Website and app data records
########

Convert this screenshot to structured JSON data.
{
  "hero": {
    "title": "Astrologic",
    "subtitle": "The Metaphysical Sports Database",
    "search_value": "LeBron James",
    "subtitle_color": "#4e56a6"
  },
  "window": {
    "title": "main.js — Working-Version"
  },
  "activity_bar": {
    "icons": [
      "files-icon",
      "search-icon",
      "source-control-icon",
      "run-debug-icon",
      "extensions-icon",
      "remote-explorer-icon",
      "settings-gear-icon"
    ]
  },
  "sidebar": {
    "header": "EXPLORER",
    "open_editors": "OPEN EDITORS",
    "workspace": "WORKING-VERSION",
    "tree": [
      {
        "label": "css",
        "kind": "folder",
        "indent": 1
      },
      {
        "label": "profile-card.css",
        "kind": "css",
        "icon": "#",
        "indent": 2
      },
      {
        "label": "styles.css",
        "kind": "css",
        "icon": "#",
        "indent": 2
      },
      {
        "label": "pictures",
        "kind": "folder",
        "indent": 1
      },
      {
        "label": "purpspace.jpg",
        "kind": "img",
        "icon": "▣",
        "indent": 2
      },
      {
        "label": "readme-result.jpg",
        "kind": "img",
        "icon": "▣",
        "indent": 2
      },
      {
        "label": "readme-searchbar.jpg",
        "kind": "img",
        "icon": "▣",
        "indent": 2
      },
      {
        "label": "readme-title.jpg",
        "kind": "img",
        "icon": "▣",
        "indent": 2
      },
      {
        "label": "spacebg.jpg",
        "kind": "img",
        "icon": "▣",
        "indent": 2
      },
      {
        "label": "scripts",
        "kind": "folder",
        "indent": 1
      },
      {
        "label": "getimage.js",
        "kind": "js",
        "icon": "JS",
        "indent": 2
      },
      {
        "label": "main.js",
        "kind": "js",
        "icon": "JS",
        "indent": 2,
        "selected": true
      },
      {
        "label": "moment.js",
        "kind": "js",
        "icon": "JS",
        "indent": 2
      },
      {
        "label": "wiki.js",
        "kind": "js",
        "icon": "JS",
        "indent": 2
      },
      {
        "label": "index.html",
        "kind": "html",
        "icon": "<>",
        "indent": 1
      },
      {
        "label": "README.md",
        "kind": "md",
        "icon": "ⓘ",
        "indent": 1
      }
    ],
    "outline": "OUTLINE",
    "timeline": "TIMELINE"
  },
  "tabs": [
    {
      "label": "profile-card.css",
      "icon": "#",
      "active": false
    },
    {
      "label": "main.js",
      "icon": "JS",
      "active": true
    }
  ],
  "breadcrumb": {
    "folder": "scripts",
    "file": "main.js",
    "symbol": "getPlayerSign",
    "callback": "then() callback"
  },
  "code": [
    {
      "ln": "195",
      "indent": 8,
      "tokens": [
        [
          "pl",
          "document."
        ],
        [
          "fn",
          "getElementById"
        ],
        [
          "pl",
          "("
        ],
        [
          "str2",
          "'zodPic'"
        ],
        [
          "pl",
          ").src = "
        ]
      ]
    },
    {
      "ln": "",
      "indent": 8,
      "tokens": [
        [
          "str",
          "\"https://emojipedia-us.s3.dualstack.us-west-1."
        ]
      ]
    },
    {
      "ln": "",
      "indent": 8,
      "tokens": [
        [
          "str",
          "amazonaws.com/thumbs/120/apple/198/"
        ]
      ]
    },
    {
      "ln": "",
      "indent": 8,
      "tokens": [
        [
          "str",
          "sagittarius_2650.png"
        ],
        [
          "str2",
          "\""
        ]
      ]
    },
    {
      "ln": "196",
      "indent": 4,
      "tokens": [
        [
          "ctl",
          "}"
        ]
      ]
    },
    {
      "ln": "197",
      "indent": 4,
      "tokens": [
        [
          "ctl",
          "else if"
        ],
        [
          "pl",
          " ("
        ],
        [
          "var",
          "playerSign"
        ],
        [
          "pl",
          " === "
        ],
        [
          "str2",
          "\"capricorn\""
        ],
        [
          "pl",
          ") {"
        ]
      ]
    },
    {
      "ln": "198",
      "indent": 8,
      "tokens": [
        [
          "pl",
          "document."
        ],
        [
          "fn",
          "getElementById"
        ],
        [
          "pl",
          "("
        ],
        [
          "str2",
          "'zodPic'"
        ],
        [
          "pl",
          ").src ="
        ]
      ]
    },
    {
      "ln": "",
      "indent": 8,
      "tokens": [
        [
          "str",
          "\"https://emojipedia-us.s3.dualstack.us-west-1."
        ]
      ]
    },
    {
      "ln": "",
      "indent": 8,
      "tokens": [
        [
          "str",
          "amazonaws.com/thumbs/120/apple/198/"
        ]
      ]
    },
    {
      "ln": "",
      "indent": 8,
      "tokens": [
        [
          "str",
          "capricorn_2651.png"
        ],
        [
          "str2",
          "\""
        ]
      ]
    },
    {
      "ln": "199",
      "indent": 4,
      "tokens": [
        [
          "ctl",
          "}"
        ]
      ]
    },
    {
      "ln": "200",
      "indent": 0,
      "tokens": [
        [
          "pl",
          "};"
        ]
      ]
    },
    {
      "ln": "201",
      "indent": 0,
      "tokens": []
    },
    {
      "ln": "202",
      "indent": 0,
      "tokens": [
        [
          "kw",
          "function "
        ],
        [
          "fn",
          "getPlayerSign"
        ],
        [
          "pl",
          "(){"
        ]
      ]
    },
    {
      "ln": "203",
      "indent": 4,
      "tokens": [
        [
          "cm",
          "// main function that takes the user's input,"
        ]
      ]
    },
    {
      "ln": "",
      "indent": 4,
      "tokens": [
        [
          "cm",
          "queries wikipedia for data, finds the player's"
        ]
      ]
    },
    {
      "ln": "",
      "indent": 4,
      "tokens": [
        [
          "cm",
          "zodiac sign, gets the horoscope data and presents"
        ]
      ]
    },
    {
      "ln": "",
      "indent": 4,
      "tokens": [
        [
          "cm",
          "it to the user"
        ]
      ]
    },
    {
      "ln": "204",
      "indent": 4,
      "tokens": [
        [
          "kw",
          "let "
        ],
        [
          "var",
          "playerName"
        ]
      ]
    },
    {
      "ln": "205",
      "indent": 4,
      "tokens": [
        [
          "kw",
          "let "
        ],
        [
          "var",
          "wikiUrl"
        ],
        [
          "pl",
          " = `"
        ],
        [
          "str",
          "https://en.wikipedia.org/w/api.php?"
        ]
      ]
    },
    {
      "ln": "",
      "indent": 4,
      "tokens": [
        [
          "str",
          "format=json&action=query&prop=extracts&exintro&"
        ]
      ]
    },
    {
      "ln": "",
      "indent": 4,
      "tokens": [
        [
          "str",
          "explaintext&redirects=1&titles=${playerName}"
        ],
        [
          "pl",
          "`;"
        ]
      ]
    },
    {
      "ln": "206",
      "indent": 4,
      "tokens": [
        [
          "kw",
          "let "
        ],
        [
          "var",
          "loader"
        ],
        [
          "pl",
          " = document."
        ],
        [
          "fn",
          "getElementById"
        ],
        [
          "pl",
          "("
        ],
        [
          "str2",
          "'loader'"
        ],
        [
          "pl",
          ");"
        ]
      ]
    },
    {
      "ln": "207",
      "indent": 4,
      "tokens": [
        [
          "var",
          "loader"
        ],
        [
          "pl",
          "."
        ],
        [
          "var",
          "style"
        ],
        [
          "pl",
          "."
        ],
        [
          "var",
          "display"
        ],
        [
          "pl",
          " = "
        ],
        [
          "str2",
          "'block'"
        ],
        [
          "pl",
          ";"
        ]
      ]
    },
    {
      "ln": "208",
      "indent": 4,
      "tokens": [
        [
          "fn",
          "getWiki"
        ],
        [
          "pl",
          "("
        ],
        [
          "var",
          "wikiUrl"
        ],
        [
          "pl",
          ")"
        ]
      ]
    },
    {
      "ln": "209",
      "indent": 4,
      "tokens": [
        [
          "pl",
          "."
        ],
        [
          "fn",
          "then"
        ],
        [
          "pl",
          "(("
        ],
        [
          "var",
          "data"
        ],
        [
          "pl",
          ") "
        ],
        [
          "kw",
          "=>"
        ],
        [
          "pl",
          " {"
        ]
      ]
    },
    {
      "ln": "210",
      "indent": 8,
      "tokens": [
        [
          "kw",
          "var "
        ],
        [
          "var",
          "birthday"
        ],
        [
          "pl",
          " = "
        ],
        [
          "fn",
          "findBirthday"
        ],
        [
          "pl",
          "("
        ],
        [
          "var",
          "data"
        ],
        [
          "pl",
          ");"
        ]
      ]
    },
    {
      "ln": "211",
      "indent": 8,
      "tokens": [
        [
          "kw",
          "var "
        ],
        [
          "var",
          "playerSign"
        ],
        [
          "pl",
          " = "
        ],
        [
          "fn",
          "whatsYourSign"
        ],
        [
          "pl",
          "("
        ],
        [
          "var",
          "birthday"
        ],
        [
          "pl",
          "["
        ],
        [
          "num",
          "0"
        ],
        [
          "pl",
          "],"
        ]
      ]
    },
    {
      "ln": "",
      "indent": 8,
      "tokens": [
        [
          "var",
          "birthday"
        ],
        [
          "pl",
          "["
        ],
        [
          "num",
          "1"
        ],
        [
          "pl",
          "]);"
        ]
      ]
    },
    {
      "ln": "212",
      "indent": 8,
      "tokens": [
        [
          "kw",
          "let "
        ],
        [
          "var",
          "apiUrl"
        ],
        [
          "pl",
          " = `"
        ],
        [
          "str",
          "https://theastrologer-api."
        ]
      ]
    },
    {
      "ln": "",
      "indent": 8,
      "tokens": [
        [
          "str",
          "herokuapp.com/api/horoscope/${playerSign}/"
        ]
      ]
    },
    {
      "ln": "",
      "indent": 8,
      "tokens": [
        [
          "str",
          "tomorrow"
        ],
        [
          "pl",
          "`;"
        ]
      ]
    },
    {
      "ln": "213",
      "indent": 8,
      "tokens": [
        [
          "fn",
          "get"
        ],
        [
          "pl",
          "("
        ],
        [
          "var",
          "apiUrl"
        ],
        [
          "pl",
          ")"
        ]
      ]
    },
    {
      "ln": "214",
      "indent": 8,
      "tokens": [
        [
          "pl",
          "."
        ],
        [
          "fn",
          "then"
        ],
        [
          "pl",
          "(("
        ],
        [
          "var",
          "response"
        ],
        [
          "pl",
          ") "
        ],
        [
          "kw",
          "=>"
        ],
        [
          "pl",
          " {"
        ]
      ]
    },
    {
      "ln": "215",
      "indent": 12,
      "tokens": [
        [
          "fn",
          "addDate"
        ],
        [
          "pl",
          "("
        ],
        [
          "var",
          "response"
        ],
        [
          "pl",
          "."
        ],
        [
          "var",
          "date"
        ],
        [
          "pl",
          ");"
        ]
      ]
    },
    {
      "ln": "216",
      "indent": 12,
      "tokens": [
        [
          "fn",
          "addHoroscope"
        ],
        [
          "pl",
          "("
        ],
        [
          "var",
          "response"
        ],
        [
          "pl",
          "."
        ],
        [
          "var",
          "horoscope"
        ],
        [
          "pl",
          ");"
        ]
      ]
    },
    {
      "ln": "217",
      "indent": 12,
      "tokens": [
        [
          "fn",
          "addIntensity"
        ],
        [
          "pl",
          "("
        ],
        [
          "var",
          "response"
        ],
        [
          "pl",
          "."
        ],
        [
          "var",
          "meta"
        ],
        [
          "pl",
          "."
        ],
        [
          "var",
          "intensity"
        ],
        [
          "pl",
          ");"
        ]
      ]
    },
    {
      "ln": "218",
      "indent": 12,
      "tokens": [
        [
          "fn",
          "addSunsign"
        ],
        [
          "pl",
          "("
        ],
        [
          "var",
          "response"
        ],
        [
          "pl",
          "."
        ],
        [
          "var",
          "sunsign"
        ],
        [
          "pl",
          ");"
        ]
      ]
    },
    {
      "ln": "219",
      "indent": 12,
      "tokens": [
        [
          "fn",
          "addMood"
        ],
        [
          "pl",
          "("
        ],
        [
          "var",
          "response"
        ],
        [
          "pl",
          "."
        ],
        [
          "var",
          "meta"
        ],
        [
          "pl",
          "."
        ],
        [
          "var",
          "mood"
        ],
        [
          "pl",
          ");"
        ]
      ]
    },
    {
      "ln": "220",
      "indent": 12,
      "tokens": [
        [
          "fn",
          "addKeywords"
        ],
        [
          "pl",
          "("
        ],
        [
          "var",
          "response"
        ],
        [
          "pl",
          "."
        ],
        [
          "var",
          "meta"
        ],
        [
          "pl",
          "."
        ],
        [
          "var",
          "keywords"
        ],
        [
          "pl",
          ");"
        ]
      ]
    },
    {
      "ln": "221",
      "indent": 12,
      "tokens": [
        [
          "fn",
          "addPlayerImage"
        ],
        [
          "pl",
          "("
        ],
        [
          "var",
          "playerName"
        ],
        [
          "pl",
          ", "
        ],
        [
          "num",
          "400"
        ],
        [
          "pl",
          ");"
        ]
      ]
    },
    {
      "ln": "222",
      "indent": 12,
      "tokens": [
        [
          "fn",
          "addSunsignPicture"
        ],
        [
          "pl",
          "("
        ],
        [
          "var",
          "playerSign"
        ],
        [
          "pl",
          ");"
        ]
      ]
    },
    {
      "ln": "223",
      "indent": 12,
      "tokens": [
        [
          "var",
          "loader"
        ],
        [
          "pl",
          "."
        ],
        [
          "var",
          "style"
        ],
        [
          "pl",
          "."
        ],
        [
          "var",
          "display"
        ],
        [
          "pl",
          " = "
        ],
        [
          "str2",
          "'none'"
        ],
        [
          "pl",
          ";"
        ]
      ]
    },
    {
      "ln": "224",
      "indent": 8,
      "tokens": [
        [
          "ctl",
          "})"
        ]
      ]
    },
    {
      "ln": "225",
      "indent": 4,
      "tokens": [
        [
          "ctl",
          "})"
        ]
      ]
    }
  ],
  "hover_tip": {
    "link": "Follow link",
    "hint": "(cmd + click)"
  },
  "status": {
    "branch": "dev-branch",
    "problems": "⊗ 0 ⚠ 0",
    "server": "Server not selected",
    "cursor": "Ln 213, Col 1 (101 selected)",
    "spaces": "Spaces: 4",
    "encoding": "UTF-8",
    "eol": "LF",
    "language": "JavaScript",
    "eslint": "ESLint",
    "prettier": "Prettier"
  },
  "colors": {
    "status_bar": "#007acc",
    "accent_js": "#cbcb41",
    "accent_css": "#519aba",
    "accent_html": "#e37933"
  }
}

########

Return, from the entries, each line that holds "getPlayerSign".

    "symbol": "getPlayerSign",
          "getPlayerSign"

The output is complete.